* _Data for this exercise_:
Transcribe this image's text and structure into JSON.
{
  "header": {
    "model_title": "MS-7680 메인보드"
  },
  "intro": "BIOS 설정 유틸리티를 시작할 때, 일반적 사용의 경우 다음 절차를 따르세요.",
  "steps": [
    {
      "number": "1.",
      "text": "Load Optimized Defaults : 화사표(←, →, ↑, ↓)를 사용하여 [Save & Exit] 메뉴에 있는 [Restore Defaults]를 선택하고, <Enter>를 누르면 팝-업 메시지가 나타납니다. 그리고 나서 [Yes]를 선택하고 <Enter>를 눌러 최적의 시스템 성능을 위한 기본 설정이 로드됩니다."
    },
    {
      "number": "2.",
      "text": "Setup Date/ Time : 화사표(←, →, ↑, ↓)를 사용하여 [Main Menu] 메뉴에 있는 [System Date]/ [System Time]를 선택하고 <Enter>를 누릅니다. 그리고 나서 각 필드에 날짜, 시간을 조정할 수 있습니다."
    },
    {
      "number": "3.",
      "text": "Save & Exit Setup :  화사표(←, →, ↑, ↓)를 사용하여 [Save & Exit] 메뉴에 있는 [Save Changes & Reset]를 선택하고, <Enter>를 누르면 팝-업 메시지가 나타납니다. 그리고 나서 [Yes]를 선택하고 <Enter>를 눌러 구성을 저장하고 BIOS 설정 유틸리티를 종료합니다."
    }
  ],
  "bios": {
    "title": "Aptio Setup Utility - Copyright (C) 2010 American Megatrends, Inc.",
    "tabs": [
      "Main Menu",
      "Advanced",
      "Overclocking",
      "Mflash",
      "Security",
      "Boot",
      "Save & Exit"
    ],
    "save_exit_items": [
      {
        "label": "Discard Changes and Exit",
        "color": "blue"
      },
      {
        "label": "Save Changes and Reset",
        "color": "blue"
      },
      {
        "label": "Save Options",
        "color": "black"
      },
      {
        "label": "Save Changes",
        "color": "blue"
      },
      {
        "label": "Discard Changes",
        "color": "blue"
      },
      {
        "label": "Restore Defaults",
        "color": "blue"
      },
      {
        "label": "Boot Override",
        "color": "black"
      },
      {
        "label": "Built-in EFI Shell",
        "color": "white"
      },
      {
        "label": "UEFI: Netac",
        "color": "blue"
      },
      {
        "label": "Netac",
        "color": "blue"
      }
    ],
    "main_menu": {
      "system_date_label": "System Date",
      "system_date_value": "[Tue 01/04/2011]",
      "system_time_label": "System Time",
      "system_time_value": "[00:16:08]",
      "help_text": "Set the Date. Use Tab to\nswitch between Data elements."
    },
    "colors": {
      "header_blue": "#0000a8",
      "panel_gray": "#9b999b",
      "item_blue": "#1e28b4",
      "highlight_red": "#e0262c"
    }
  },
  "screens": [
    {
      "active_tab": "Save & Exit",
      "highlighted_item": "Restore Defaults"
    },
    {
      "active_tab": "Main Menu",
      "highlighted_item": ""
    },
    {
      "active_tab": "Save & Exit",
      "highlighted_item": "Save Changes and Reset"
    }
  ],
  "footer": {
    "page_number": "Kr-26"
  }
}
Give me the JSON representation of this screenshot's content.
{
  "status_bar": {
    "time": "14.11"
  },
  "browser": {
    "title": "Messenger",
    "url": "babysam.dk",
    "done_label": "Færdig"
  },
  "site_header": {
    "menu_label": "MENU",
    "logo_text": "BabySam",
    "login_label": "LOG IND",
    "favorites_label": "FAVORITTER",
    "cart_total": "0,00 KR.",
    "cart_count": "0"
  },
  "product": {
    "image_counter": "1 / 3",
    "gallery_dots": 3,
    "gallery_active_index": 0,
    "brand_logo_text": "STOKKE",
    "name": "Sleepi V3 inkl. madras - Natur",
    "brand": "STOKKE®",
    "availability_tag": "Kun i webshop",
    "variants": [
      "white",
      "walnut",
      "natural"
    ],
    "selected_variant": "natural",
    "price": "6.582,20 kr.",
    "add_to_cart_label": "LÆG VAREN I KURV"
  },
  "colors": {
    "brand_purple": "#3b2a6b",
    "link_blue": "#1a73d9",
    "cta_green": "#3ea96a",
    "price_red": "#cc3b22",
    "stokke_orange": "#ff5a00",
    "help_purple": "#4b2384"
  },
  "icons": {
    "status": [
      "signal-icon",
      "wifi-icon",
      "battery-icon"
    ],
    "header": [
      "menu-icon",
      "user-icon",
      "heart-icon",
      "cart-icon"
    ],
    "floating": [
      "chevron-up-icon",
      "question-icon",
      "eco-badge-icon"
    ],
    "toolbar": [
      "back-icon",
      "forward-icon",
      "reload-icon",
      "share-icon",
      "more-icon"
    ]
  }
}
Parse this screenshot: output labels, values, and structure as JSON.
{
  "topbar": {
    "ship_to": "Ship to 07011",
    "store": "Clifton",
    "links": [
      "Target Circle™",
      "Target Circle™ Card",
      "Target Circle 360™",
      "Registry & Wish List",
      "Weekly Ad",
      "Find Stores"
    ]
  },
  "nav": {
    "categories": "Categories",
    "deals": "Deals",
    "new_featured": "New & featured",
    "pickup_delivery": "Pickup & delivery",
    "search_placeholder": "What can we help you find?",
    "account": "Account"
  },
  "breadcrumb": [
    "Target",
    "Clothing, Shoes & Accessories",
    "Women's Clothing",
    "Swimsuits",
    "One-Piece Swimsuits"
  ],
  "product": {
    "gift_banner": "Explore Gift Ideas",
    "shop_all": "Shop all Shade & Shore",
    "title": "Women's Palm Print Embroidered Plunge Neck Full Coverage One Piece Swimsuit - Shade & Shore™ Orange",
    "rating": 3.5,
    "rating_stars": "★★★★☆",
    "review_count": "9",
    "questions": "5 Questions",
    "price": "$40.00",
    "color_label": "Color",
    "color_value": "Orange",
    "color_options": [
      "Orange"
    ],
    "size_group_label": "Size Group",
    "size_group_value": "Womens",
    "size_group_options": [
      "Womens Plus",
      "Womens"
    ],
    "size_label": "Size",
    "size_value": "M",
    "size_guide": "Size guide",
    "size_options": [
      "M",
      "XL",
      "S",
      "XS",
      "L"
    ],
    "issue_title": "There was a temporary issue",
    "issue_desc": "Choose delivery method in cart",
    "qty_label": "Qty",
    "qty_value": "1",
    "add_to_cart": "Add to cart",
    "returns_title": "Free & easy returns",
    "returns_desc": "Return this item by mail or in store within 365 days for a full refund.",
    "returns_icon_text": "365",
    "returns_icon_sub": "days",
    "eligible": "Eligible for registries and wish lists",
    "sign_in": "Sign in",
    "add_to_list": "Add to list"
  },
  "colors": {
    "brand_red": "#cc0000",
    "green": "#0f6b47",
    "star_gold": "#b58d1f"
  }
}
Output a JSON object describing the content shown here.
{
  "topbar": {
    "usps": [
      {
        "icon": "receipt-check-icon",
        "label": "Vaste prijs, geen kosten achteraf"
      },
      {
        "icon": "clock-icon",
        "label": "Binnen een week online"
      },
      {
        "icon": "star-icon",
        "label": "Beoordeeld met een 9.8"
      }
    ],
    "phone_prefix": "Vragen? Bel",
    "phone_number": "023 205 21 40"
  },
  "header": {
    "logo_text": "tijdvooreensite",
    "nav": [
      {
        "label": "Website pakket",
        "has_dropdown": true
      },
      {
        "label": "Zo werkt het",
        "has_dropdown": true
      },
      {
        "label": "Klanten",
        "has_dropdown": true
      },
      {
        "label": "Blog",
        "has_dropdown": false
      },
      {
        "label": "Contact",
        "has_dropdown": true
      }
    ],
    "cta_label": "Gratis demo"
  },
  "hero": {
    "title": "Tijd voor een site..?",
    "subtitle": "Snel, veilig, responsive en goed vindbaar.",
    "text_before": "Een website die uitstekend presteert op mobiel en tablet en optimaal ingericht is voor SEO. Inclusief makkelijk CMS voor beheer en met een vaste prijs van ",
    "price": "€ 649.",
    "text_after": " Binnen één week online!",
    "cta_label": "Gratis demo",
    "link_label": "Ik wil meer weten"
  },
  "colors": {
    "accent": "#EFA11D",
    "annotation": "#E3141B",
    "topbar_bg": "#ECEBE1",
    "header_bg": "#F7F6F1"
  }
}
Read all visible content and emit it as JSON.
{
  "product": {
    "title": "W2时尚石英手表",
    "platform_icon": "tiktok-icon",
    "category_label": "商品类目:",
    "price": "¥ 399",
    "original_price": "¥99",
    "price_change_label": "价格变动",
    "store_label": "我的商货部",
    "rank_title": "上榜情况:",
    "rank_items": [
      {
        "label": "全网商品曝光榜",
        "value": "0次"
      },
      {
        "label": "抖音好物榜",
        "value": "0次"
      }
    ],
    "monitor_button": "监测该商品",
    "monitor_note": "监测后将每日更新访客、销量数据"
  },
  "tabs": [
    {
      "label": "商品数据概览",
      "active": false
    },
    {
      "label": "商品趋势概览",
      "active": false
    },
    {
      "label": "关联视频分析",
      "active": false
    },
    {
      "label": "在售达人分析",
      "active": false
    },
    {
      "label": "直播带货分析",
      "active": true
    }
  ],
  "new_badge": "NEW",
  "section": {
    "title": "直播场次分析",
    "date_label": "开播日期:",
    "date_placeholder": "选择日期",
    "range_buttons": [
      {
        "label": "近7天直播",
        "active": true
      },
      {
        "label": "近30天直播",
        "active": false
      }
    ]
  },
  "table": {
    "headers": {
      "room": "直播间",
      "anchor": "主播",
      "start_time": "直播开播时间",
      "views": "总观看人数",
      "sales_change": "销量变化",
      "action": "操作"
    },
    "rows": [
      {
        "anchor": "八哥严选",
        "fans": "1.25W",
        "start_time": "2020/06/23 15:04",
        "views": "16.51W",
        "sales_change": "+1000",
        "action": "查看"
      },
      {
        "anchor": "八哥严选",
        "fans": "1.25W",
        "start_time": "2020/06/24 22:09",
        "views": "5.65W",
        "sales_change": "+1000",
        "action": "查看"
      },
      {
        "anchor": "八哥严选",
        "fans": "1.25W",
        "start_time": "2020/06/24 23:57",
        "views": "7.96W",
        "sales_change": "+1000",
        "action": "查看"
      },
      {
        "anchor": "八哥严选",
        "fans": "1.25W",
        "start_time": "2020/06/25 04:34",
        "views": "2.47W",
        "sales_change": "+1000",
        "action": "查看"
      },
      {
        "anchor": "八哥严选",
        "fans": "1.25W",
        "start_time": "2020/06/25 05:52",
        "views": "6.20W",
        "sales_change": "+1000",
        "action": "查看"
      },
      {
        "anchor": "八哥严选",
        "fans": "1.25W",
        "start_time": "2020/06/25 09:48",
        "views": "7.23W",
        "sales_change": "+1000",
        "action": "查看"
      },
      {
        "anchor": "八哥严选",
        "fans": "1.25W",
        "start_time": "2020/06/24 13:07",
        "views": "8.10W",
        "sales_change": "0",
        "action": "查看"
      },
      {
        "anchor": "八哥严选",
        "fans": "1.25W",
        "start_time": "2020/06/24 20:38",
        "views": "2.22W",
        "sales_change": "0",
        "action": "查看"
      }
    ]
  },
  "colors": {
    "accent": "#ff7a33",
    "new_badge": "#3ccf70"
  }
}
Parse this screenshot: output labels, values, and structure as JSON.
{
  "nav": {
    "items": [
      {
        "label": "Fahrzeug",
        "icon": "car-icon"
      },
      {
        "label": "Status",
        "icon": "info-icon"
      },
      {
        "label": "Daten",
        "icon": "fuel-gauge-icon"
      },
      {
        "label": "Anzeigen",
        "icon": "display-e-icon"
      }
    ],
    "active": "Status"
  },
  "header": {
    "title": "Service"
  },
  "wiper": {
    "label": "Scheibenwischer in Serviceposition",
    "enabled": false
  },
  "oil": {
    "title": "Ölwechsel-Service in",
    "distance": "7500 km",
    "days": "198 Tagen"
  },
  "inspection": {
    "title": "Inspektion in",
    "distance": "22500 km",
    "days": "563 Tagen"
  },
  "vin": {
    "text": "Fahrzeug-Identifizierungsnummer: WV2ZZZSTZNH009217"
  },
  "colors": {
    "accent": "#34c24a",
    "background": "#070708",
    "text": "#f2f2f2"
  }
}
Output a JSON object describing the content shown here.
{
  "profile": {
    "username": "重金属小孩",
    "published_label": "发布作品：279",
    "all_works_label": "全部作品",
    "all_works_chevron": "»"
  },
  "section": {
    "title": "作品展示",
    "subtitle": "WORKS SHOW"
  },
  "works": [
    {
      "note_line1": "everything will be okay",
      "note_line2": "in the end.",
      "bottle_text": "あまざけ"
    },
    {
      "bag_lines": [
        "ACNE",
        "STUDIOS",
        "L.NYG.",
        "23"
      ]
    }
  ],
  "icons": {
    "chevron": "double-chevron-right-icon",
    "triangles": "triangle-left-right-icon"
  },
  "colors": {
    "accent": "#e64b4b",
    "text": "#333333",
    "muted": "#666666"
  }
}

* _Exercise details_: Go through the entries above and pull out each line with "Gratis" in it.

* _Result of this task_:
    "cta_label": "Gratis demo"
    "cta_label": "Gratis demo",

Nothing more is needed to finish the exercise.